Need some money? Why not ask the internet? Crowdfunding, a concept that could not exist without now-popular platforms like GoFundMe, Kickstarter, and Indiegogo, has replaced traditional fundraising by allowing donors to contribute just by clicking a button.
In America’s free-market economy, it’s an innovative way for those with ideas to bring projects that might otherwise go unnoticed to market.
It would be ignorant to think that such a powerful technique would only see use in business applications. Sure enough, many Americans who can’t afford health care are turning to crowdfunding sites to help them cover expensive treatments that they would otherwise go without.
But what does that say about the state of our health care system? Are there consequences for this behavior?
While there may not be anything fundamentally wrong with asking for donations, the problem with crowdfunding is that it takes the onus of responsibility off of the American health care system. It is a solution to a problem we shouldn't have, and it's not the best solution.
Crowdfunding is inherently biased. Heartwarming though it may be to see someone receive support from their fellow humans, there are no rules to dictate who can use crowdfunding effectively.
Sites like YouCaring, a fundraising platform aimed specifically at medical needs, make patients accountable for selling their own case as worthy of a stranger’s money.
Sometimes, as with the case of Kati McFarland, who suffers from a rare and difficult-to-treat genetic disorder, the crowd can save the day. After the untimely loss of her father, whose insurance covered Kati’s medical needs, a campaign on YouCaring has been the difference between Kati’s health and bankruptcy, which could eventually lead to her death.
Kati is the victim of a fate she had no control over. She is also young and familiar with technology. But what about the medical needs of those whose cases are different from Kati’s? Could a heroin addict find funding on YouCaring?
The answer to that question is impossible to know for sure, but you can understand how a drug addict suffering from self-imposed misfortune would have difficulty appealing to the masses for help.
What is overlooked is the fact that we shouldn't need to borrow so much from our neighbors to mitigate outrageous health care costs — it's an issue that is almost unique to the United States among developed countries.
Obamacare may have made more headlines in 2017 for being the target of the Trump administration’s verbal and legislative attacks, but it is an imperfect system made worse by Trump chopping at its foundations.

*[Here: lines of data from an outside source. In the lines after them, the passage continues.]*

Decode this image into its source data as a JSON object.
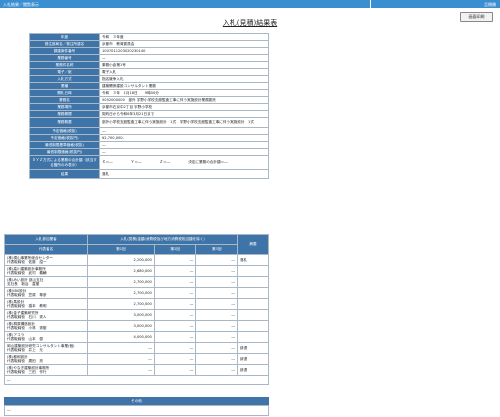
{
  "topbar": {
    "left": "入札結果／閲覧表示",
    "right": "且閉鎖"
  },
  "print_button": "画面印刷",
  "title": "入札(見積)結果表",
  "info_rows": [
    {
      "label": "年度",
      "value": "令和　３年度"
    },
    {
      "label": "発注部局名／発注所属名",
      "value": "京都市　教育委員会"
    },
    {
      "label": "調達案件番号",
      "value": "1007011203020230140"
    },
    {
      "label": "業務番号",
      "value": "―"
    },
    {
      "label": "業務件名称",
      "value": "乗務小倉第1号"
    },
    {
      "label": "電子／紙",
      "value": "電子入札"
    },
    {
      "label": "入札方式",
      "value": "指名競争入札"
    },
    {
      "label": "業種",
      "value": "建築関係建設コンサルタント業務"
    },
    {
      "label": "開札日時",
      "value": "令和　３年　1月18日　　9時00分"
    },
    {
      "label": "業務名",
      "value": "5052000000　部外 宇野小学校支館監査工事に伴う実施設計業務委託"
    },
    {
      "label": "業務場所",
      "value": "京都市右京中2丁目 宇野小学校"
    },
    {
      "label": "業務期間",
      "value": "契約日から令和6年3月21日まで"
    },
    {
      "label": "業務概要",
      "value": "部外小学校支館監査工事に伴う実施設計　1式　宇野小学校支館監査工事に伴う実施設計　1式"
    },
    {
      "label": "予定価格(税抜)",
      "value": "―"
    },
    {
      "label": "予定価格(税抜円)",
      "value": "¥2,700,000-"
    },
    {
      "label": "最低制限基準価格(税抜)",
      "value": "―"
    },
    {
      "label": "最低制限価格(税抜円)",
      "value": "―"
    },
    {
      "label": "ＸＹＺ方式による業務の合計額（該当する箇所のみ表示）",
      "value": "Ｘ＝―　　　　　Ｙ＝―　　　　　Ｚ＝―　　　　　決定に業務の合計額＝―"
    },
    {
      "label": "結果",
      "value": "落札"
    }
  ],
  "bid_table": {
    "h_bidder": "入札参加業者",
    "h_price": "入札(見積)金額(消費税及び地方消費税相当額を除く)",
    "h_remarks": "摘要",
    "h_name": "代表者名",
    "rounds": [
      "第1回",
      "第2回",
      "第3回"
    ],
    "rows": [
      {
        "name": "(株)現山事業所総合センター\n代表取締役　佐藤　詔一",
        "r1": "2,200,000",
        "r2": "―",
        "r3": "―",
        "remark": "落札"
      },
      {
        "name": "(株)高川建築設計事務所\n代表取締役　武村　義輔",
        "r1": "2,680,000",
        "r2": "―",
        "r3": "―",
        "remark": ""
      },
      {
        "name": "(株)みい設計 部山支社\n支社長　新谷　直樹",
        "r1": "2,700,000",
        "r2": "―",
        "r3": "―",
        "remark": ""
      },
      {
        "name": "(株)IBS設計\n代表取締役　笠原　尊彦",
        "r1": "2,700,000",
        "r2": "―",
        "r3": "―",
        "remark": ""
      },
      {
        "name": "(株)馬設計\n代表取締役　橋本　教明",
        "r1": "2,700,000",
        "r2": "―",
        "r3": "―",
        "remark": ""
      },
      {
        "name": "(株)金子建築研究所\n代表取締役　石川　秀人",
        "r1": "3,000,000",
        "r2": "―",
        "r3": "―",
        "remark": ""
      },
      {
        "name": "(株)桐原構造設計\n代表取締役　小林　秀樹",
        "r1": "3,000,000",
        "r2": "―",
        "r3": "―",
        "remark": ""
      },
      {
        "name": "(株)アコラ\n代表取締役　山本　優",
        "r1": "4,000,000",
        "r2": "―",
        "r3": "―",
        "remark": ""
      },
      {
        "name": "岡山建築設計研究コンサルタント事業(個)\n代表取締役　井上　元",
        "r1": "―",
        "r2": "―",
        "r3": "―",
        "remark": "辞退"
      },
      {
        "name": "(株)都和設計\n代表取締役　廣田　亮",
        "r1": "―",
        "r2": "―",
        "r3": "―",
        "remark": "辞退"
      },
      {
        "name": "(株)やなぎ建築設計事務所\n代表取締役　三田　作行",
        "r1": "―",
        "r2": "―",
        "r3": "―",
        "remark": "辞退"
      }
    ],
    "footer": "―"
  },
  "other": {
    "label": "その他",
    "value": "―"
  }
}
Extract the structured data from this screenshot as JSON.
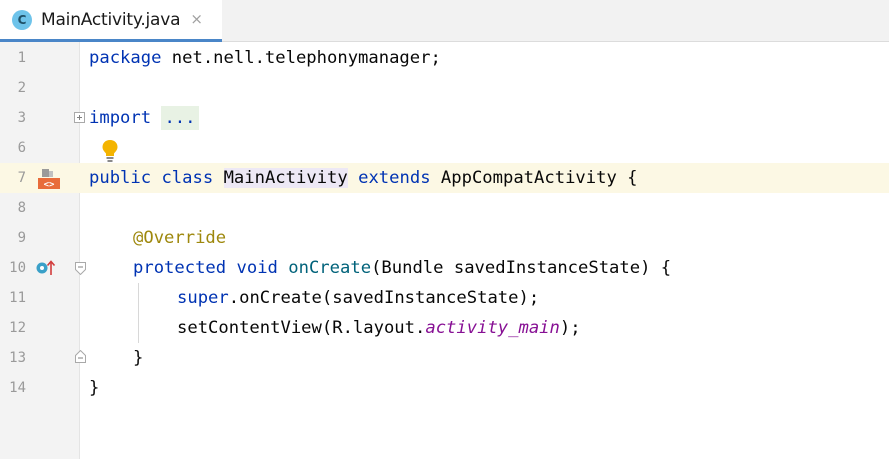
{
  "tab": {
    "icon_letter": "C",
    "title": "MainActivity.java",
    "close_glyph": "×"
  },
  "gutter": {
    "line_numbers": [
      "1",
      "2",
      "3",
      "6",
      "7",
      "8",
      "9",
      "10",
      "11",
      "12",
      "13",
      "14"
    ]
  },
  "code": {
    "line1": {
      "kw": "package",
      "rest": " net.nell.telephonymanager;"
    },
    "line3": {
      "kw": "import",
      "fold": "..."
    },
    "line7": {
      "kw1": "public",
      "kw2": "class",
      "cls": "MainActivity",
      "kw3": "extends",
      "rest": " AppCompatActivity {"
    },
    "line9": {
      "ann": "@Override"
    },
    "line10": {
      "kw1": "protected",
      "kw2": "void",
      "fn": "onCreate",
      "rest": "(Bundle savedInstanceState) {"
    },
    "line11": {
      "kw": "super",
      "rest": ".onCreate(savedInstanceState);"
    },
    "line12": {
      "pre": "setContentView(R.layout.",
      "it": "activity_main",
      "post": ");"
    },
    "line13": {
      "text": "}"
    },
    "line14": {
      "text": "}"
    }
  },
  "colors": {
    "keyword": "#0033b3",
    "annotation": "#9e880d",
    "method": "#00627a",
    "field_italic": "#871094",
    "caret_row": "#fcf8e4",
    "tab_underline": "#4a86c8"
  },
  "icons": {
    "tab": "java-class-icon",
    "tab_close": "close-icon",
    "line3": "fold-collapsed-icon",
    "line6": "lightbulb-icon",
    "line7": "run-activity-icon",
    "line10_a": "override-method-icon",
    "line10_b": "fold-expanded-icon",
    "line13": "fold-end-icon"
  }
}
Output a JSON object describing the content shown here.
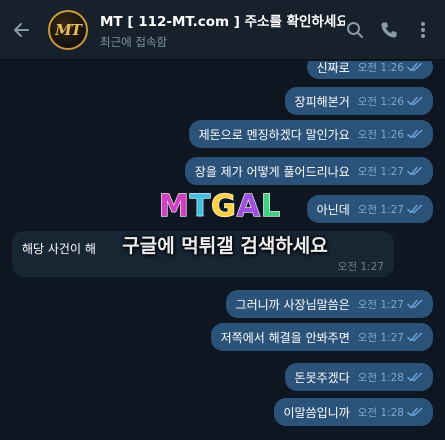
{
  "header": {
    "avatar_text": "MT",
    "title": "MT [ 112-MT.com ] 주소를 확인하세요",
    "subtitle": "최근에 접속함",
    "back_icon": "arrow-left-icon",
    "search_icon": "search-icon",
    "call_icon": "phone-icon",
    "menu_icon": "more-vertical-icon"
  },
  "messages": [
    {
      "text": "신짜로",
      "time": "오전 1:26",
      "dir": "out"
    },
    {
      "text": "장피해본거",
      "time": "오전 1:26",
      "dir": "out"
    },
    {
      "text": "제돈으로 멘징하겠다 말인가요",
      "time": "오전 1:26",
      "dir": "out"
    },
    {
      "text": "장을 제가 어떻게 풀어드리나요",
      "time": "오전 1:27",
      "dir": "out"
    },
    {
      "text": "아닌데",
      "time": "오전 1:27",
      "dir": "out"
    },
    {
      "text": "해당 사건이 해",
      "time": "오전 1:27",
      "dir": "in"
    },
    {
      "text": "그러니까 사장님말씀은",
      "time": "오전 1:27",
      "dir": "out"
    },
    {
      "text": "저쪽에서 해결을 안봐주면",
      "time": "오전 1:27",
      "dir": "out"
    },
    {
      "text": "돈못주겠다",
      "time": "오전 1:28",
      "dir": "out"
    },
    {
      "text": "이말씀입니까",
      "time": "오전 1:28",
      "dir": "out"
    }
  ],
  "watermark": {
    "logo_text": "MTGAL",
    "text": "구글에 먹튀갤 검색하세요"
  },
  "colors": {
    "background": "#0e1621",
    "header": "#17212b",
    "outgoing": "#2b5278",
    "incoming": "#182533",
    "check": "#6aa2d8"
  }
}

Other nations take a fundamentally different view on health care in that they believe it to be a right. The United States does not approach the issue from this perspective.
Our system seems to assert that it’s better to let people die than find a responsible way to share access to health care in continuing to rely on a fractured free-market system.
Crowdfunding exposes that uncomfortable truth for what it is. Yes, there is some good done along the way, but it's a depressing thing to consider that strangers on the internet should determine a person's quality of life.
Finding new methods like crowdfunding, rather than demanding better, more affordable care only adds to the challenge we face in reforming our health care system.
Ultimately, online crowdfunding platforms increase exposure and remove obstacles to make donation simpler, but taking donations isn't a new paradigm.
For those with a story to tell, it might work, but don't expect to see the wealthy suddenly warm up to the idea of regularly donating to just anyone.
Americans can’t be expected to start re-directing even more of their money to paying for other people’s health care when we already devote one-fifth of our income to personal health care.
Yes, it's a beautiful thing to see when we can help one another, but the fact that people even have to resort to this should be a wake-up call.
There is such thing as a system that uses funding from all taxpayers to fund medical access for everyone. Socialized, single-payer health care can work in the United States — this is not what it looks like.
The reality of such a system is that the differed costs would be much less, and access to care would increase significantly for the average American.
Are we ready to make a change, or is the evidence not clear enough yet?